I’ve encountered a rather unexpected problem during my time in the online world. As I’ve made it a habit to review books as honestly as I possibly can, I have also, in parallel, gotten to know and really like people who have written books that I read. This can be nerve-wracking. I really want to like whatever my friends produce, but I don’t write reviews here so you can find out how awesome I think people are (well, not most of the time). I write book reviews to let you know if I think you should read this or that book.
Luckily, in the case of Marketing in the Round, by Gini Dietrich and Geoff Livingston, I can simultaneously preserve my friendship with both authors while remaining 100% honest about how important I think it is that you read their book.
Not your uncle’s social media book
Even though Geoff and Gini are both really well known in the online/social media world, this book is not a “social media book.” Rather, it’s a marketing book, and even beyond that, it’s a silo busting book.
Marketing in the Round begins with a definition of what a company silo is. “What is meant to produce power and control really creates animosity and suspicion.”
Geoff and Gini argue that after 9/11, as jobs were cut and people became much more worried about their jobs, these silos came back faster than mushrooms after a warm summer rain.
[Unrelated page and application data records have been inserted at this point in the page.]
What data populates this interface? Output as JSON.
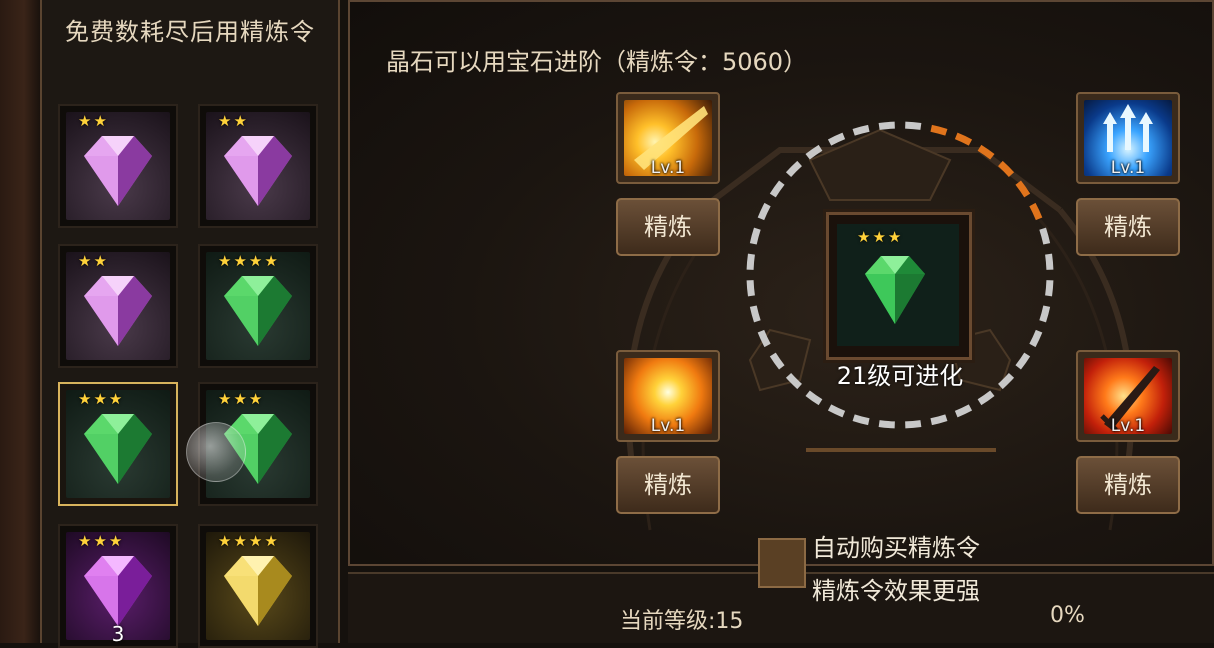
{
  "gem_panel": {
    "title": "免费数耗尽后用精炼令",
    "gems": [
      {
        "stars": "★★",
        "color": "purple",
        "count": ""
      },
      {
        "stars": "★★",
        "color": "purple",
        "count": ""
      },
      {
        "stars": "★★",
        "color": "purple",
        "count": ""
      },
      {
        "stars": "★★★★",
        "color": "green",
        "count": ""
      },
      {
        "stars": "★★★",
        "color": "green",
        "count": "",
        "selected": true
      },
      {
        "stars": "★★★",
        "color": "green",
        "count": ""
      },
      {
        "stars": "★★★",
        "color": "purple-cluster",
        "count": "3"
      },
      {
        "stars": "★★★★",
        "color": "gold-cluster",
        "count": ""
      }
    ]
  },
  "main": {
    "title": "晶石可以用宝石进阶（精炼令：5060）",
    "center": {
      "stars": "★★★",
      "evolve_text": "21级可进化"
    },
    "skills": [
      {
        "level": "Lv.1",
        "button": "精炼",
        "icon": "golden-slash-icon"
      },
      {
        "level": "Lv.1",
        "button": "精炼",
        "icon": "blue-arrows-icon"
      },
      {
        "level": "Lv.1",
        "button": "精炼",
        "icon": "explosion-icon"
      },
      {
        "level": "Lv.1",
        "button": "精炼",
        "icon": "fire-sword-icon"
      }
    ],
    "auto_buy_line1": "自动购买精炼令",
    "auto_buy_line2": "精炼令效果更强",
    "current_level": "当前等级:15",
    "progress_percent": "0%",
    "progress_value": 0.0
  },
  "colors": {
    "gold_accent": "#d8b35c",
    "progress_orange": "#e0741c",
    "progress_gray": "#c8c8c8",
    "text_cream": "#e6d8bf"
  }
}
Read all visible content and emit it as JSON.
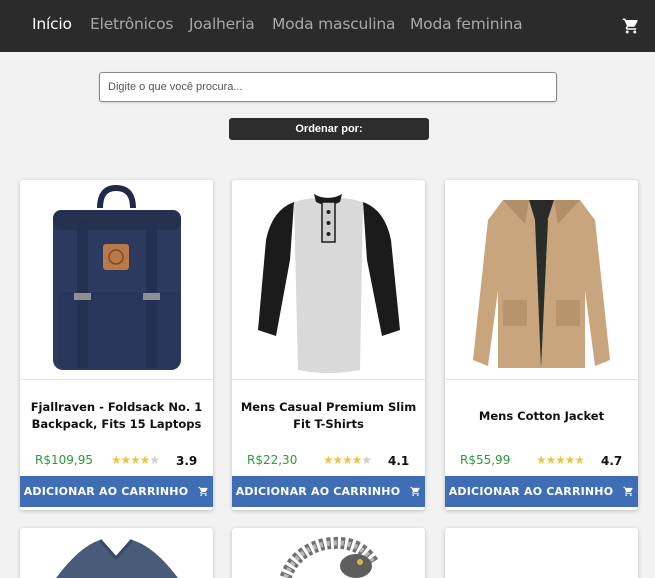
{
  "nav": {
    "items": [
      {
        "label": "Início",
        "active": true
      },
      {
        "label": "Eletrônicos",
        "active": false
      },
      {
        "label": "Joalheria",
        "active": false
      },
      {
        "label": "Moda masculina",
        "active": false
      },
      {
        "label": "Moda feminina",
        "active": false
      }
    ],
    "cart_icon": "shopping-cart-icon"
  },
  "search": {
    "placeholder": "Digite o que você procura...",
    "value": ""
  },
  "sort": {
    "label": "Ordenar por:"
  },
  "products": [
    {
      "title": "Fjallraven - Foldsack No. 1 Backpack, Fits 15 Laptops",
      "price": "R$109,95",
      "rating": "3.9",
      "stars": 3.9,
      "image": "backpack-image",
      "button_label": "ADICIONAR AO CARRINHO"
    },
    {
      "title": "Mens Casual Premium Slim Fit T-Shirts",
      "price": "R$22,30",
      "rating": "4.1",
      "stars": 4.1,
      "image": "tshirt-image",
      "button_label": "ADICIONAR AO CARRINHO"
    },
    {
      "title": "Mens Cotton Jacket",
      "price": "R$55,99",
      "rating": "4.7",
      "stars": 4.7,
      "image": "jacket-image",
      "button_label": "ADICIONAR AO CARRINHO"
    }
  ],
  "partial_products": [
    {
      "image": "sweater-image"
    },
    {
      "image": "bracelet-image"
    },
    {
      "image": "blank-image"
    }
  ],
  "colors": {
    "navbar": "#2b2b2b",
    "button": "#3f6eb5",
    "price": "#2e9a3a",
    "star": "#f0c443"
  }
}
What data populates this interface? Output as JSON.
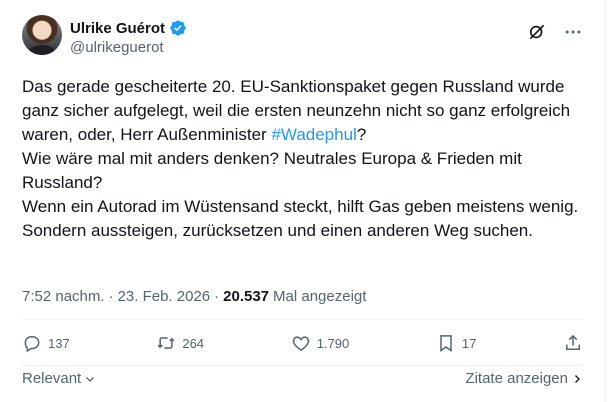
{
  "author": {
    "name": "Ulrike Guérot",
    "handle": "@ulrikeguerot",
    "verified_color": "#1d9bf0"
  },
  "tweet": {
    "text_before": "Das gerade gescheiterte 20. EU-Sanktionspaket gegen Russland wurde ganz sicher aufgelegt, weil die ersten neunzehn nicht so ganz erfolgreich waren, oder, Herr Außenminister ",
    "hashtag": "#Wadephul",
    "text_after": "?\nWie wäre mal mit anders denken? Neutrales Europa & Frieden mit Russland?\nWenn ein Autorad im Wüstensand steckt, hilft Gas geben meistens wenig. Sondern aussteigen, zurücksetzen und einen anderen Weg suchen.",
    "time": "7:52 nachm.",
    "separator": "·",
    "date": "23. Feb. 2026",
    "views": "20.537",
    "views_label": "Mal angezeigt"
  },
  "actions": {
    "replies": "137",
    "reposts": "264",
    "likes": "1.790",
    "bookmarks": "17"
  },
  "footer": {
    "relevance_label": "Relevant",
    "quotes_label": "Zitate anzeigen"
  },
  "icons": [
    "verified-badge-icon",
    "grok-icon",
    "more-icon",
    "reply-icon",
    "repost-icon",
    "like-icon",
    "bookmark-icon",
    "share-icon",
    "chevron-down-icon",
    "chevron-right-icon"
  ]
}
People thought that by controlling their departments and the associated information, they could really get a leg up. Instead, this silo infusion actually broke the back of a lot of businesses. The scary thing is that a lot of companies might have a broken back today and yet be totally unaware of it. Marketing in the Round takes a chiropractor’s approach to this broken back problem. It snaps you back into place.
After establishing the four parts of the marketing round’s foundation – key performance indicators, marketing objectives, stakeholders (who they are and how to communicate with them), and the capacity to market (time, human resources), the book begins to give you an increasingly detailed, increasingly in-depth analysis of how the marketing round can work and what it can accomplish. As you read you travel through the following:
1. The different kinds of media (earned, paid, owned) and the steps needed to advance from crawling to walking to flying
2. Your relationship with your stakeholders – how to listen, SWOT Analysis (Strengths, Weaknesses, Opportunities, Threats), and the importance of testing the waters
3. Marketing strategy – Direct, Groundswell, Top Down, Flank – This is perhaps the greatest strength of the book, as each type of marketing strategy is analyzed in tremendous detail, complete with pros and cons. For example, direct marketing is broken out into advertising, event marketing, email marketing, and social media with hefty analysis of each segment. This is continued for the other three approaches.
4. Measurement, Refinement, Improvement – Gini and Geoff provide a lot of detail about what to measure, how to measure, how to set objectives, and how to be willing to change your approach. They delve into more detail, again, than I have seen in other marketing books, down to how to create a dashboard using Excel.
Ultimately, Marketing in the Round is a story about integration. It’s about how you need to integrate your departments so that everyone knows what everyone else is doing. It’s about integrating your objectives with the corporate objectives. It’s about integrating data so that everyone can work from the same information. And it’s about working with your external partners as seamlessly as possible.
To put it another way, if you are in a business that needs to market a product or service, this book is a must read.
Steps to success
Marketing in the Round touches on so many things you may find that you want to dig even deeper into one aspect before jumping into the next chapter. This is the kind of book that encourages you to work, not just read, so I would recommend the following if you really want to jumpstart your business.
After you read the first part, give a gander to The Now Revolution by Jay Baer and Amber Naslund. They concentrate on the types of culture shifts that Geoff and Gini touch on – that whole, “Do you need to stimulate a crisis to create change” conundrum.
As you read about the different marketing approaches, follow Geoff and Gini’s suggestion and check out Content Rules by CC Chapman and Ann Handley, particularly if you are new to creating content. That would be a great partner for a lot of the creative and copywriting information Marketing in the Round provides.
As you read the final part treating measurement and management, check out Olivier Blanchard’s Social Media ROI, which touches on a lot of the integration issues Geoff and Gini talks about but also, per the name, delves more into measurement and what to do with the information you gather.
As you read all of these books together, you’ll end up where Geoff and Gini take you at the end of their book – an understanding of how your entire marketing plan can be approved by your marketing round, integrated from types of marketing approach to specific details, and honed to meet your customers and prospects right where they are. And you’ll even be able to report to the c-suite on how all of this is going.
Buy the book. Right here. And this is not an affiliate link. Then let me know what you think about it.
Image via SpinSucks.com